Australian Prime Minister John Howard has urged fellow Asian leaders to find a new way forward on climate change.
Mr Howard wants voluntary targets on greenhouse gases
Speaking ahead of an Asia Pacific Economic Co-operation (Apec) meeting, Mr Howard said flexible targets should be adopted to cut emissions.
Australia and the US are the only industrialised nations not to sign the Kyoto Protocol, arguing that capping greenhouse gases would harm growth.
Mr Howard's stance has been criticised by environmentalists.
World leaders - including US President George Bush and Russian President Vladimir Putin - are starting to gather for the Apec meeting in Sydney to discuss climate change, free trade and regional security.
"We need a new flexible framework that includes a long-term global goal and encourages a wide range of national actions by all," Mr Howard told a press conference ahead of the summit.

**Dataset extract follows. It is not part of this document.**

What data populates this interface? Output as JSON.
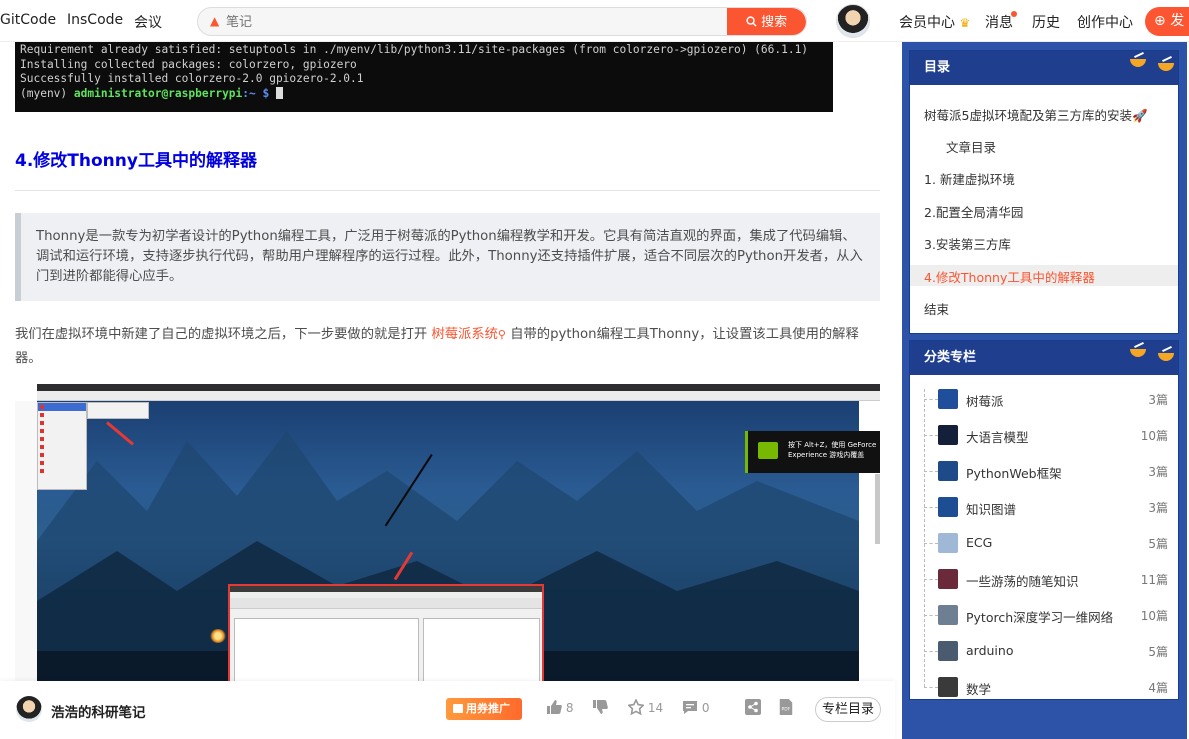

Global leaders are widely expected to sign a statement about climate change during the summit, but Mr Howard added it was "very unlikely" they would agree on emissions targets.
Critics have warned that any Apec declaration that fails to include targets on greenhouse gases is simply hot air, with Greenpeace warning that "to return to aspirational targets would throw away 12 years of progress".
On Sunday, officials from the 21 countries attending the talks agreed the scope that discussions would take on key issues at the Apec summit.
Trade and foreign ministers will conduct further negotiations later this week, before the leaders take up the issues.
Security for the event has been extremely tight with the Australian government spending A$169m (£68m, $138m) on security measures.
A concrete and steel fence has been built across the centre of Sydney to protect the 21 leaders attending the meeting from thousands of protesters expected to attend.
More than 5,000 police and troops have also been deployed, with police warning that they expect violent protests to target the event which ends on 8-9 September.
So far, 12 Greenpeace activists have been arrested after they painted a protest slogan on the hull of a coal ship north of Sydney.